The maximum subarray problem consists in, given an array A of numbers, determine the subarray of A with the greatest sum. It's not hard to imagine real world applications where this problem might appear. For instance, given the prevision of the value of some stock for the next n days, determine the day one should purchase and sell the stock for maximum profit. In this case, if you construct an array A of oscillations of the stock's prices for each day, you task is really to determine the maximum subarray of A.

In an array of size n, the naive approach computes the value of every subarray, which gives you an algorithm that makes a number of operations in the order of n³ (or O(n³) operations for those familiar with asymptotic notation). The almost naive approach, first, precomputes the sum of all prefixes of the array, making a number of operations in the order of n and, then, proceeds in the same way as the naive approach, but now the sum of the range i:j can be computed instantly. Thus, the almost naive algorithm makes O(n²) operations.

Excited by the simplicity and power of the divide and conquer algorithms, someone could try to employ it to solve the maximum array subproblem. In fact, this person would be successful and his algorithm would make O(n · log n) operations. However, there is an algorithm that solves the problem and makes O(n) operations, which is Kadane's algorithm. The main idea of this algorithm is to store the value of the maximum subarray that ends at index i. The following algorithm computes the value and indexes of the maximum subarray.

kadane(A)
    max_value := 0, max_beg := 0, max_end := 0
    # At the end of each iteration i, curr_value will store...
    # ... the max subarray value that ends at index i
    curr_value := 0, curr_beg := 1
    i := 1, n := size of A
    while(i <= n)
        if (curr_value + A[i] < A[i])
            curr_value := A[i]
            curr_beg := i
        else
            curr_value := curr_value + A[i]
        if(max_value < curr_value)
            max_value := curr_value
            max_beg := curr_beg
            max_end := i
        i := i + 1
    return [max_beg,max_end,max_value]

Kadane's algorithm above is not only useful, but, as is the case of mergesort, the technique used to create it is also very powerful. The technique is called Dynamic Programming, which is a fancy way to say storing stuff so you don't have to recompute it when you need it again later. The complexity of such algorithms resides in determining the right stuff that needs storing. This technique is used in many algorithms such as 0-1 Knapsack Problem, DNA Sequence Alignment and Matrix Chain Multiplication.

Conclusion
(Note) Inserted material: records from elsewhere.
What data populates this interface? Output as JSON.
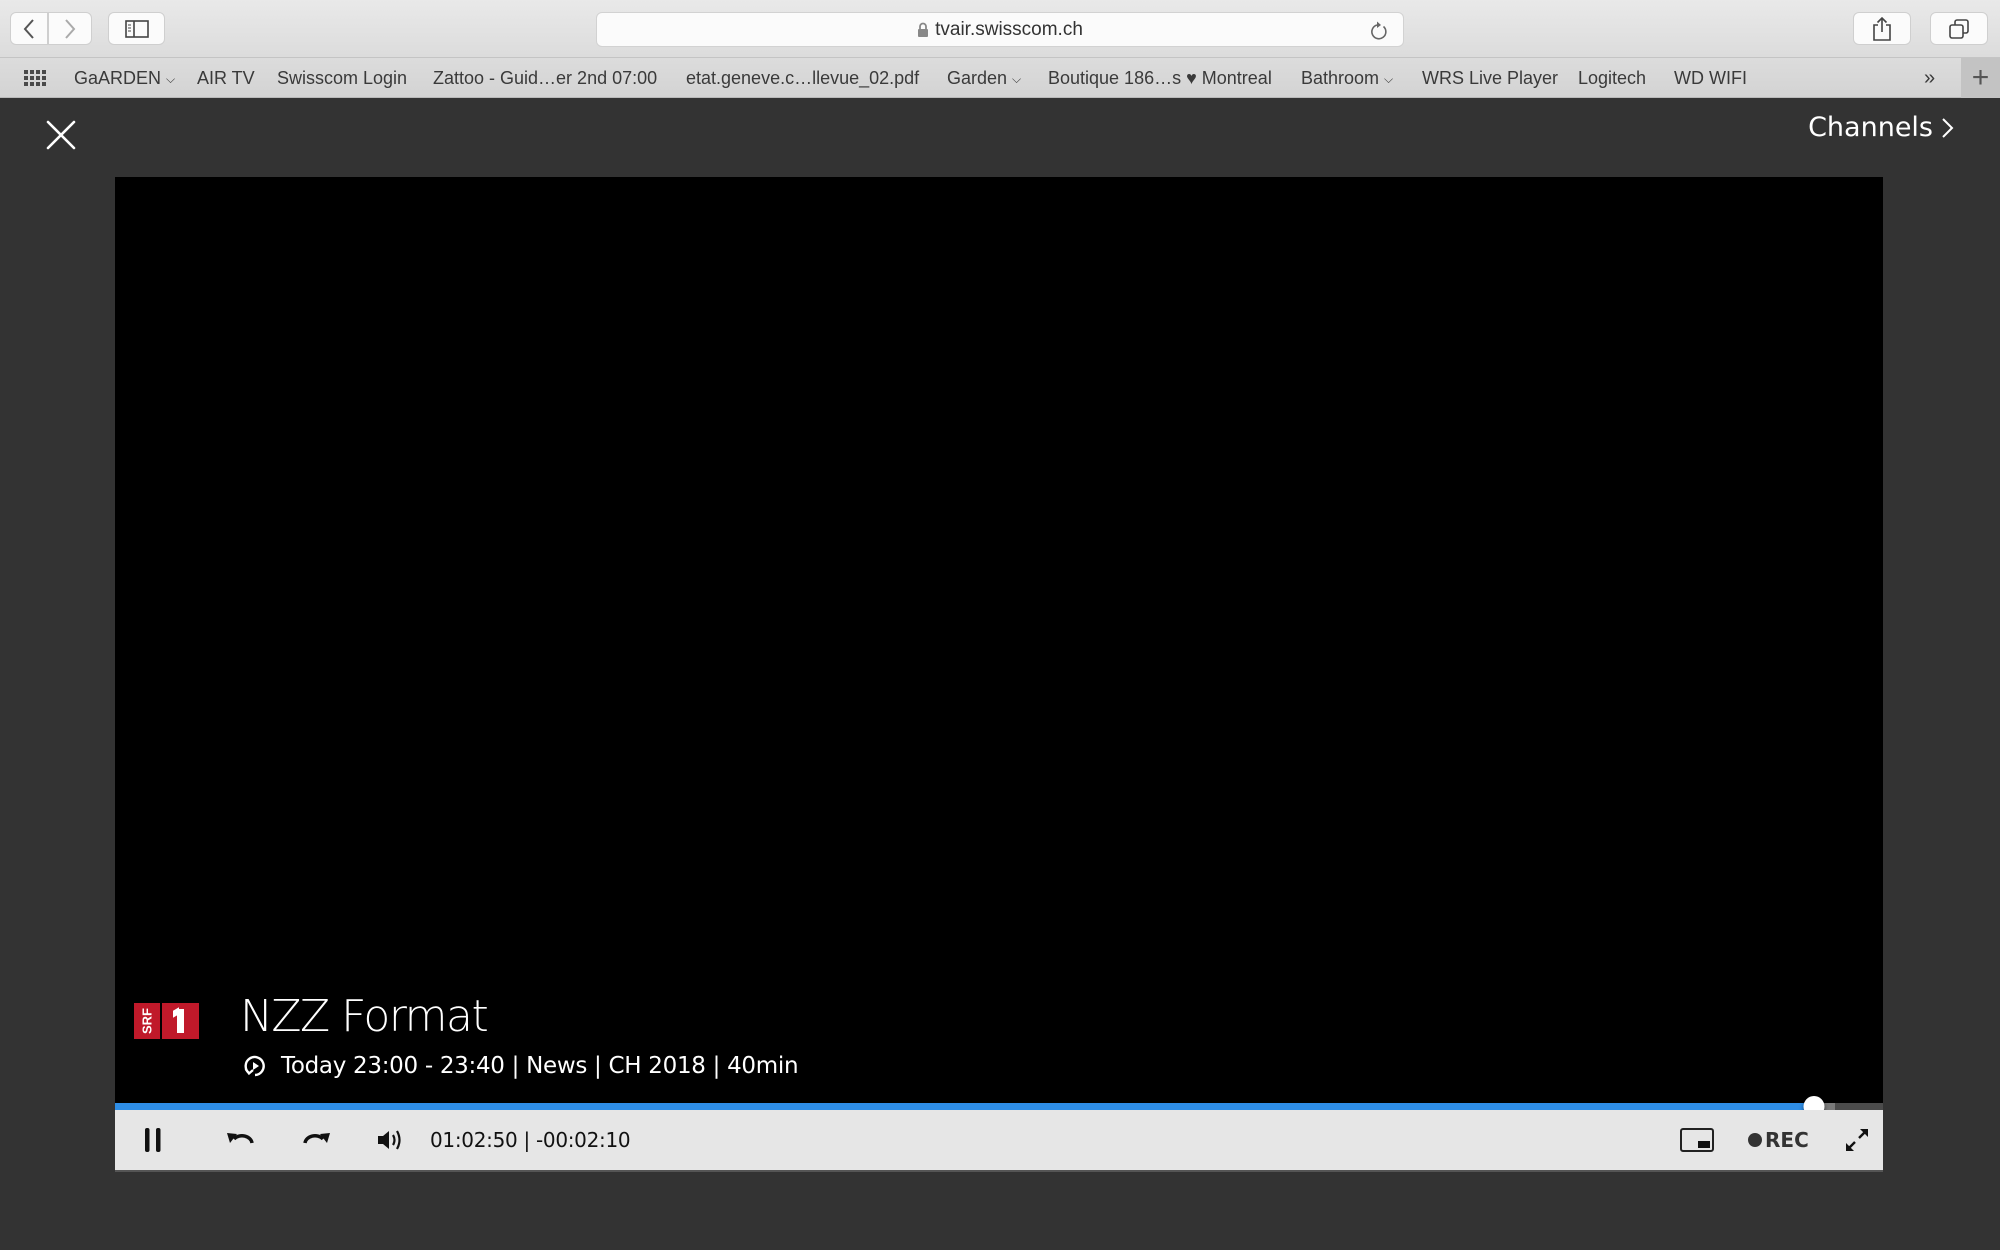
{
  "browser": {
    "url": "tvair.swisscom.ch",
    "bookmarks": [
      {
        "label": "GaARDEN",
        "folder": true
      },
      {
        "label": "AIR TV",
        "folder": false
      },
      {
        "label": "Swisscom Login",
        "folder": false
      },
      {
        "label": "Zattoo - Guid…er 2nd 07:00",
        "folder": false
      },
      {
        "label": "etat.geneve.c…llevue_02.pdf",
        "folder": false
      },
      {
        "label": "Garden",
        "folder": true
      },
      {
        "label": "Boutique 186…s ♥ Montreal",
        "folder": false
      },
      {
        "label": "Bathroom",
        "folder": true
      },
      {
        "label": "WRS Live Player",
        "folder": false
      },
      {
        "label": "Logitech",
        "folder": false
      },
      {
        "label": "WD WIFI",
        "folder": false
      }
    ],
    "more_bookmarks": "»",
    "new_tab": "+"
  },
  "player": {
    "channels_label": "Channels",
    "channel": {
      "name": "SRF 1",
      "logo_text": "SRF",
      "logo_number": "1",
      "brand_color": "#c0192a"
    },
    "show_title": "NZZ Format",
    "show_meta": "Today 23:00 - 23:40 | News | CH 2018 | 40min",
    "time_elapsed": "01:02:50",
    "time_remaining": "-00:02:10",
    "time_readout": "01:02:50 | -00:02:10",
    "progress_fraction": 0.961,
    "buffered_fraction": 0.973,
    "progress_color": "#2e8de5",
    "rec_label": "REC"
  }
}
In this post, I explored three simple algorithms that are relevant and presented very important algorithmic techniques used in them. Nowadays, in order to be a well-rounded developer, in addition to have good coding skills (knowing languages and design patterns, having a clean code, etc), you also must know about construction of algorithms and how to analyze their efficiency a I hope this post helped you do that.